# WHAT YOU HAVE TO DO:
Could you retype exactly the line containing "Serialize everything readable" and every line after it in the data below, leaving out the pictures?

# DATA RECORDS:
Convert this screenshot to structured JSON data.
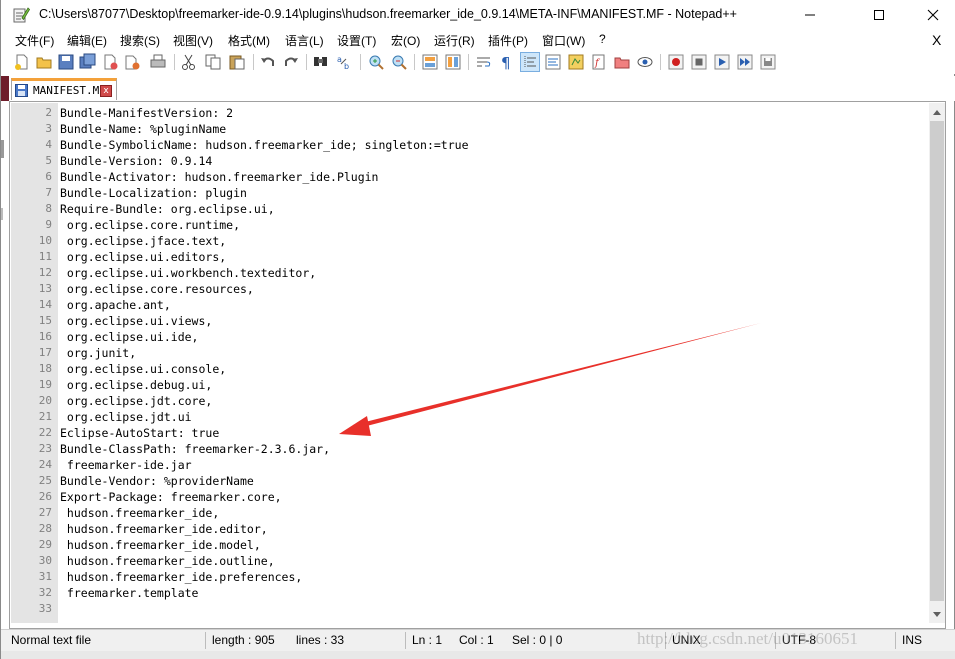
{
  "window": {
    "title": "C:\\Users\\87077\\Desktop\\freemarker-ide-0.9.14\\plugins\\hudson.freemarker_ide_0.9.14\\META-INF\\MANIFEST.MF - Notepad++"
  },
  "menu": {
    "items": [
      "文件(F)",
      "编辑(E)",
      "搜索(S)",
      "视图(V)",
      "格式(M)",
      "语言(L)",
      "设置(T)",
      "宏(O)",
      "运行(R)",
      "插件(P)",
      "窗口(W)",
      "?"
    ],
    "close": "X"
  },
  "tab": {
    "label": "MANIFEST.MF",
    "close": "x"
  },
  "editor": {
    "line_numbers": [
      "2",
      "3",
      "4",
      "5",
      "6",
      "7",
      "8",
      "9",
      "10",
      "11",
      "12",
      "13",
      "14",
      "15",
      "16",
      "17",
      "18",
      "19",
      "20",
      "21",
      "22",
      "23",
      "24",
      "25",
      "26",
      "27",
      "28",
      "29",
      "30",
      "31",
      "32",
      "33"
    ],
    "lines": [
      "Bundle-ManifestVersion: 2",
      "Bundle-Name: %pluginName",
      "Bundle-SymbolicName: hudson.freemarker_ide; singleton:=true",
      "Bundle-Version: 0.9.14",
      "Bundle-Activator: hudson.freemarker_ide.Plugin",
      "Bundle-Localization: plugin",
      "Require-Bundle: org.eclipse.ui,",
      " org.eclipse.core.runtime,",
      " org.eclipse.jface.text,",
      " org.eclipse.ui.editors,",
      " org.eclipse.ui.workbench.texteditor,",
      " org.eclipse.core.resources,",
      " org.apache.ant,",
      " org.eclipse.ui.views,",
      " org.eclipse.ui.ide,",
      " org.junit,",
      " org.eclipse.ui.console,",
      " org.eclipse.debug.ui,",
      " org.eclipse.jdt.core,",
      " org.eclipse.jdt.ui",
      "Eclipse-AutoStart: true",
      "Bundle-ClassPath: freemarker-2.3.6.jar,",
      " freemarker-ide.jar",
      "Bundle-Vendor: %providerName",
      "Export-Package: freemarker.core,",
      " hudson.freemarker_ide,",
      " hudson.freemarker_ide.editor,",
      " hudson.freemarker_ide.model,",
      " hudson.freemarker_ide.outline,",
      " hudson.freemarker_ide.preferences,",
      " freemarker.template",
      ""
    ]
  },
  "status": {
    "filetype": "Normal text file",
    "length": "length : 905",
    "lines": "lines : 33",
    "ln": "Ln : 1",
    "col": "Col : 1",
    "sel": "Sel : 0 | 0",
    "eol": "UNIX",
    "encoding": "UTF-8",
    "mode": "INS"
  },
  "watermark": "http://blog.csdn.net/u013160651",
  "colors": {
    "arrow": "#e8302a",
    "tab_accent": "#f4a13a",
    "gutter_bg": "#e4e4e4"
  }
}
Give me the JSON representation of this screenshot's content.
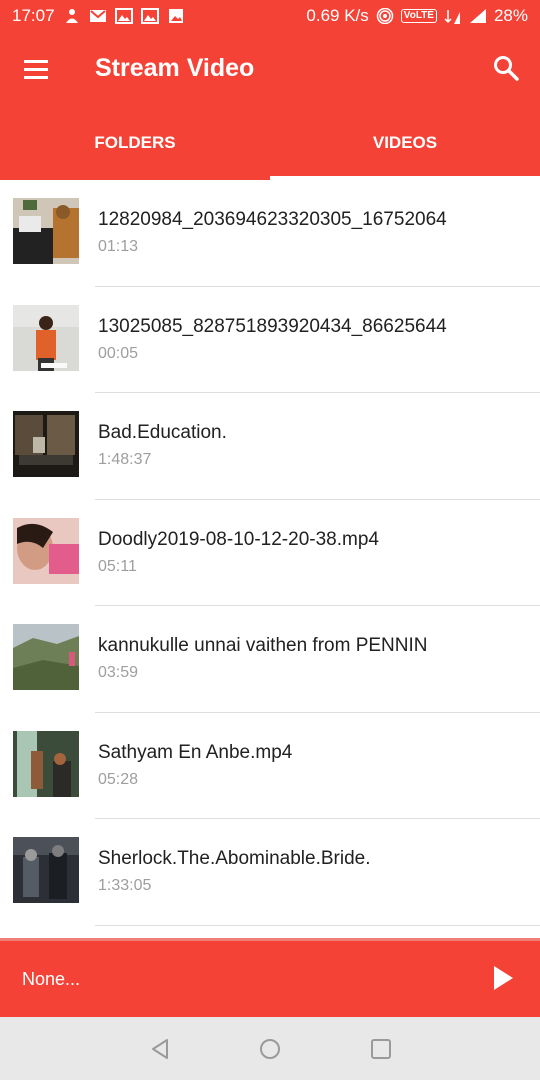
{
  "status_bar": {
    "time": "17:07",
    "speed": "0.69 K/s",
    "volte": "VoLTE",
    "battery": "28%",
    "icons": [
      "person-icon",
      "gmail-icon",
      "gallery-icon",
      "gallery-icon",
      "image-icon",
      "hotspot-icon",
      "4g-icon",
      "signal-icon",
      "signal-icon"
    ]
  },
  "app_bar": {
    "title": "Stream Video",
    "menu_icon": "menu-icon",
    "search_icon": "search-icon"
  },
  "tabs": [
    {
      "label": "FOLDERS",
      "active": false
    },
    {
      "label": "VIDEOS",
      "active": true
    }
  ],
  "videos": [
    {
      "name": "12820984_203694623320305_16752064",
      "duration": "01:13"
    },
    {
      "name": "13025085_828751893920434_86625644",
      "duration": "00:05"
    },
    {
      "name": "Bad.Education.",
      "duration": "1:48:37"
    },
    {
      "name": "Doodly2019-08-10-12-20-38.mp4",
      "duration": "05:11"
    },
    {
      "name": "kannukulle unnai vaithen  from PENNIN",
      "duration": "03:59"
    },
    {
      "name": "Sathyam En Anbe.mp4",
      "duration": "05:28"
    },
    {
      "name": "Sherlock.The.Abominable.Bride.",
      "duration": "1:33:05"
    }
  ],
  "player": {
    "now_playing": "None...",
    "play_icon": "play-icon"
  },
  "colors": {
    "accent": "#f44336",
    "text_primary": "#212121",
    "text_secondary": "#9e9e9e",
    "nav_bar": "#e8e8e8"
  }
}
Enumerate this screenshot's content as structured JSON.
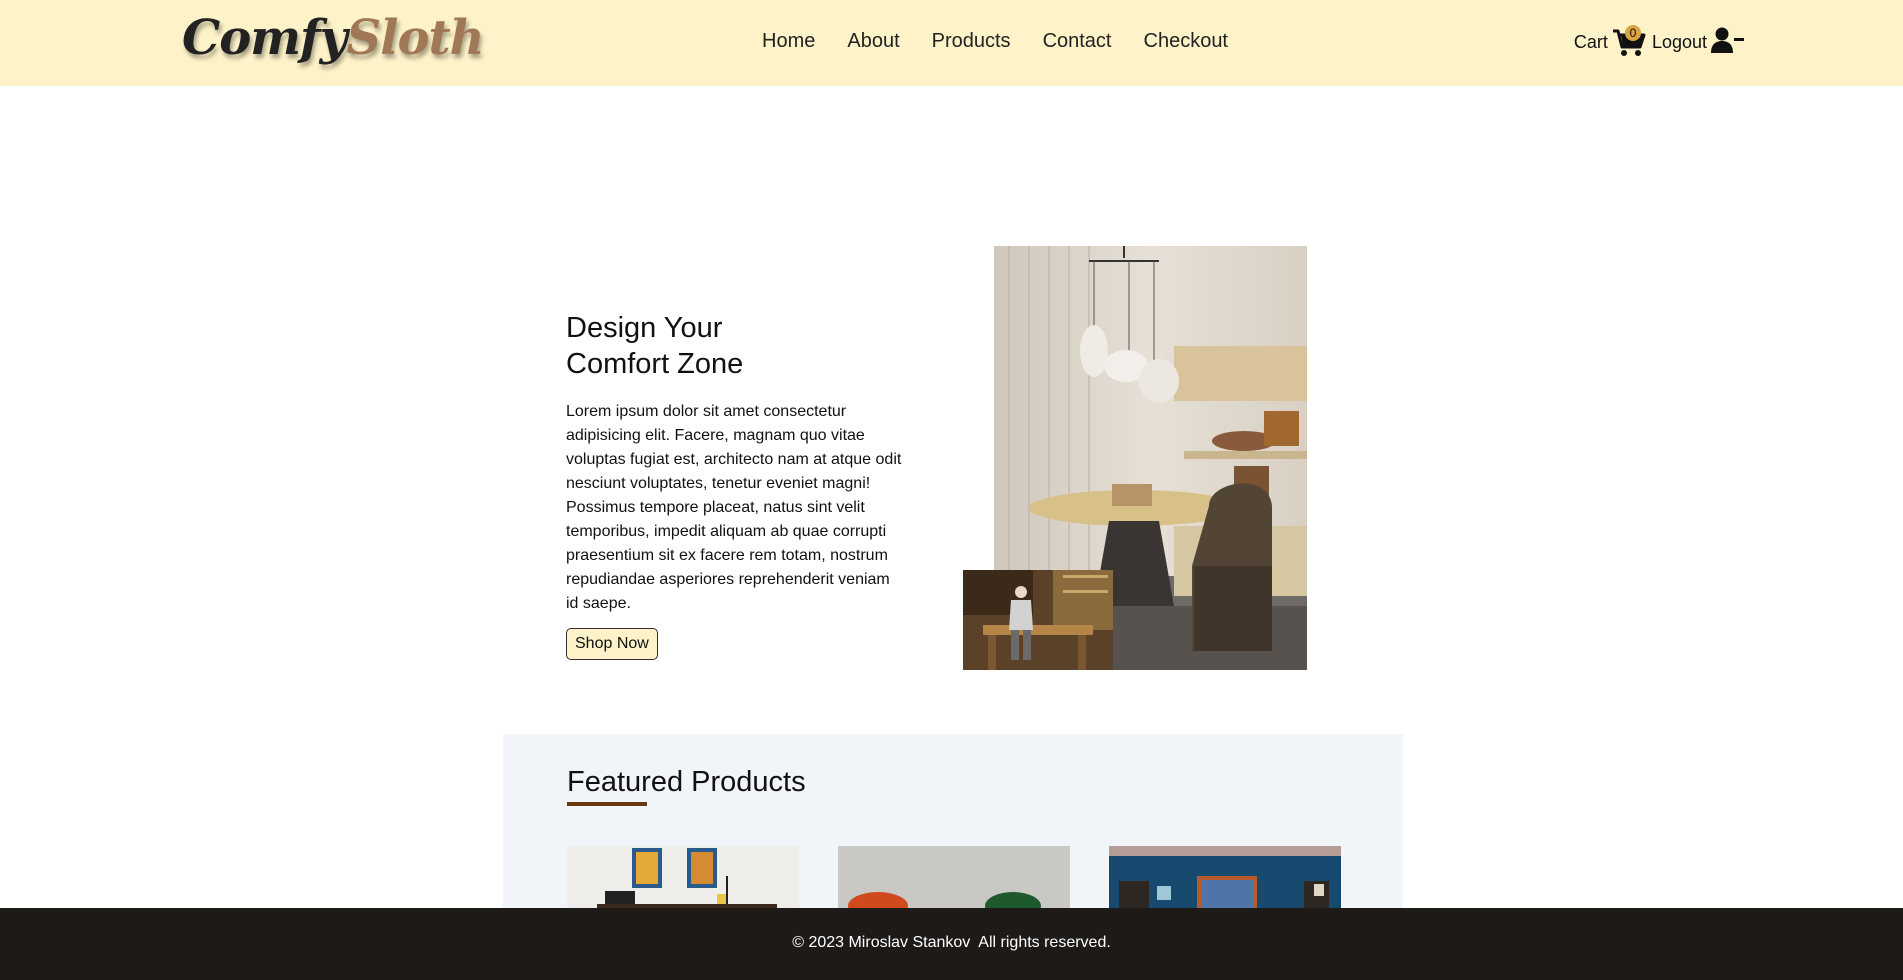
{
  "brand": {
    "part1": "Comfy",
    "part2": "Sloth"
  },
  "nav": {
    "links": [
      "Home",
      "About",
      "Products",
      "Contact",
      "Checkout"
    ],
    "cart_label": "Cart",
    "cart_count": "0",
    "logout_label": "Logout"
  },
  "hero": {
    "title_line1": "Design Your",
    "title_line2": "Comfort Zone",
    "description": "Lorem ipsum dolor sit amet consectetur adipisicing elit. Facere, magnam quo vitae voluptas fugiat est, architecto nam at atque odit nesciunt voluptates, tenetur eveniet magni! Possimus tempore placeat, natus sint velit temporibus, impedit aliquam ab quae corrupti praesentium sit ex facere rem totam, nostrum repudiandae asperiores reprehenderit veniam id saepe.",
    "button_label": "Shop Now"
  },
  "featured": {
    "title": "Featured Products"
  },
  "footer": {
    "text": "© 2023 Miroslav Stankov  All rights reserved."
  },
  "colors": {
    "navbar_bg": "#fdf2c8",
    "brand_accent": "#a07856",
    "footer_bg": "#1e1a17",
    "featured_bg": "#f1f4f8",
    "underline": "#6b3a12"
  }
}
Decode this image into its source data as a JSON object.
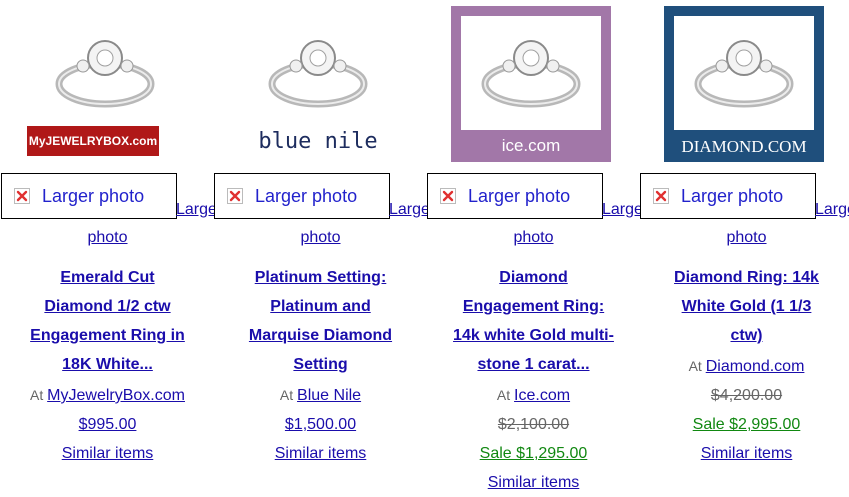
{
  "products": [
    {
      "logo_text": "MyJEWELRYBOX.com",
      "broken_label": "Larger photo",
      "overflow_text": "Larger",
      "tail_text": "photo",
      "title_lines": [
        "Emerald Cut",
        "Diamond 1/2 ctw",
        "Engagement Ring in",
        "18K White..."
      ],
      "at_label": "At",
      "store": "MyJewelryBox.com",
      "price": "$995.00",
      "old_price": "",
      "sale_price": "",
      "similar": "Similar items",
      "logo_bg": "#b01818",
      "logo_color": "#ffffff"
    },
    {
      "logo_text": "blue nile",
      "broken_label": "Larger photo",
      "overflow_text": "Larger",
      "tail_text": "photo",
      "title_lines": [
        "Platinum Setting:",
        "Platinum and",
        "Marquise Diamond",
        "Setting"
      ],
      "at_label": "At",
      "store": "Blue Nile",
      "price": "$1,500.00",
      "old_price": "",
      "sale_price": "",
      "similar": "Similar items",
      "logo_bg": "#ffffff",
      "logo_color": "#1d2c5e"
    },
    {
      "logo_text": "ice.com",
      "broken_label": "Larger photo",
      "overflow_text": "Larger",
      "tail_text": "photo",
      "title_lines": [
        "Diamond",
        "Engagement Ring:",
        "14k white Gold multi-",
        "stone 1 carat..."
      ],
      "at_label": "At",
      "store": "Ice.com",
      "price": "",
      "old_price": "$2,100.00",
      "sale_price": "Sale $1,295.00",
      "similar": "Similar items",
      "logo_bg": "#a277a8",
      "logo_color": "#ffffff"
    },
    {
      "logo_text": "DIAMOND.COM",
      "broken_label": "Larger photo",
      "overflow_text": "Larger",
      "tail_text": "photo",
      "title_lines": [
        "Diamond Ring: 14k",
        "White Gold (1 1/3",
        "ctw)"
      ],
      "at_label": "At",
      "store": "Diamond.com",
      "price": "",
      "old_price": "$4,200.00",
      "sale_price": "Sale $2,995.00",
      "similar": "Similar items",
      "logo_bg": "#1f4f7c",
      "logo_color": "#ffffff"
    }
  ]
}
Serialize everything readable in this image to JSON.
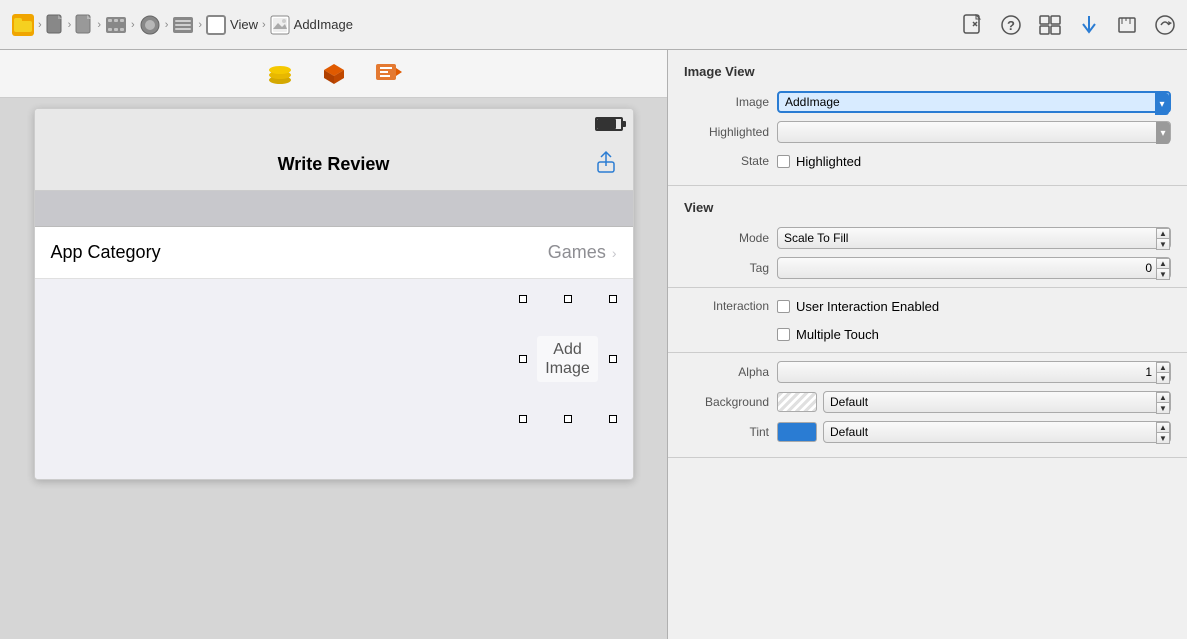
{
  "breadcrumb": {
    "items": [
      {
        "label": "",
        "type": "folder"
      },
      {
        "label": "",
        "type": "doc"
      },
      {
        "label": "",
        "type": "doc-gray"
      },
      {
        "label": "",
        "type": "filmstrip"
      },
      {
        "label": "",
        "type": "circle"
      },
      {
        "label": "",
        "type": "list"
      },
      {
        "label": "View",
        "type": "square"
      },
      {
        "label": "AddImage",
        "type": "image"
      }
    ]
  },
  "toolbar_right": {
    "icons": [
      "doc-icon",
      "question-icon",
      "grid-icon",
      "arrow-down-icon",
      "ruler-icon",
      "circle-arrow-icon"
    ]
  },
  "canvas": {
    "tools": [
      {
        "label": "circle-stack-icon",
        "color": "#f0a500"
      },
      {
        "label": "cube-icon",
        "color": "#e04a00"
      },
      {
        "label": "exit-icon",
        "color": "#e04a00"
      }
    ],
    "phone": {
      "nav_title": "Write Review",
      "share_icon": "↑",
      "section_header": "",
      "list_row": {
        "label": "App Category",
        "value": "Games",
        "chevron": "›"
      },
      "add_image": {
        "label_line1": "Add",
        "label_line2": "Image"
      }
    }
  },
  "inspector": {
    "image_view_title": "Image View",
    "image_label": "Image",
    "image_value": "AddImage",
    "highlighted_label": "Highlighted",
    "highlighted_value": "",
    "state_label": "State",
    "state_checkbox_label": "Highlighted",
    "view_title": "View",
    "mode_label": "Mode",
    "mode_value": "Scale To Fill",
    "tag_label": "Tag",
    "tag_value": "0",
    "interaction_label": "Interaction",
    "interaction_checkbox1": "User Interaction Enabled",
    "interaction_checkbox2": "Multiple Touch",
    "alpha_label": "Alpha",
    "alpha_value": "1",
    "background_label": "Background",
    "background_value": "Default",
    "tint_label": "Tint",
    "tint_value": "Default"
  }
}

# RESPONSE AREA:
Serialize everything readable in this image to JSON.
{
  "breadcrumb": {
    "items": [
      {
        "label": "",
        "type": "folder"
      },
      {
        "label": "",
        "type": "doc"
      },
      {
        "label": "",
        "type": "doc-gray"
      },
      {
        "label": "",
        "type": "filmstrip"
      },
      {
        "label": "",
        "type": "circle"
      },
      {
        "label": "",
        "type": "list"
      },
      {
        "label": "View",
        "type": "square"
      },
      {
        "label": "AddImage",
        "type": "image"
      }
    ]
  },
  "toolbar_right": {
    "icons": [
      "doc-icon",
      "question-icon",
      "grid-icon",
      "arrow-down-icon",
      "ruler-icon",
      "circle-arrow-icon"
    ]
  },
  "canvas": {
    "tools": [
      {
        "label": "circle-stack-icon",
        "color": "#f0a500"
      },
      {
        "label": "cube-icon",
        "color": "#e04a00"
      },
      {
        "label": "exit-icon",
        "color": "#e04a00"
      }
    ],
    "phone": {
      "nav_title": "Write Review",
      "share_icon": "↑",
      "section_header": "",
      "list_row": {
        "label": "App Category",
        "value": "Games",
        "chevron": "›"
      },
      "add_image": {
        "label_line1": "Add",
        "label_line2": "Image"
      }
    }
  },
  "inspector": {
    "image_view_title": "Image View",
    "image_label": "Image",
    "image_value": "AddImage",
    "highlighted_label": "Highlighted",
    "highlighted_value": "",
    "state_label": "State",
    "state_checkbox_label": "Highlighted",
    "view_title": "View",
    "mode_label": "Mode",
    "mode_value": "Scale To Fill",
    "tag_label": "Tag",
    "tag_value": "0",
    "interaction_label": "Interaction",
    "interaction_checkbox1": "User Interaction Enabled",
    "interaction_checkbox2": "Multiple Touch",
    "alpha_label": "Alpha",
    "alpha_value": "1",
    "background_label": "Background",
    "background_value": "Default",
    "tint_label": "Tint",
    "tint_value": "Default"
  }
}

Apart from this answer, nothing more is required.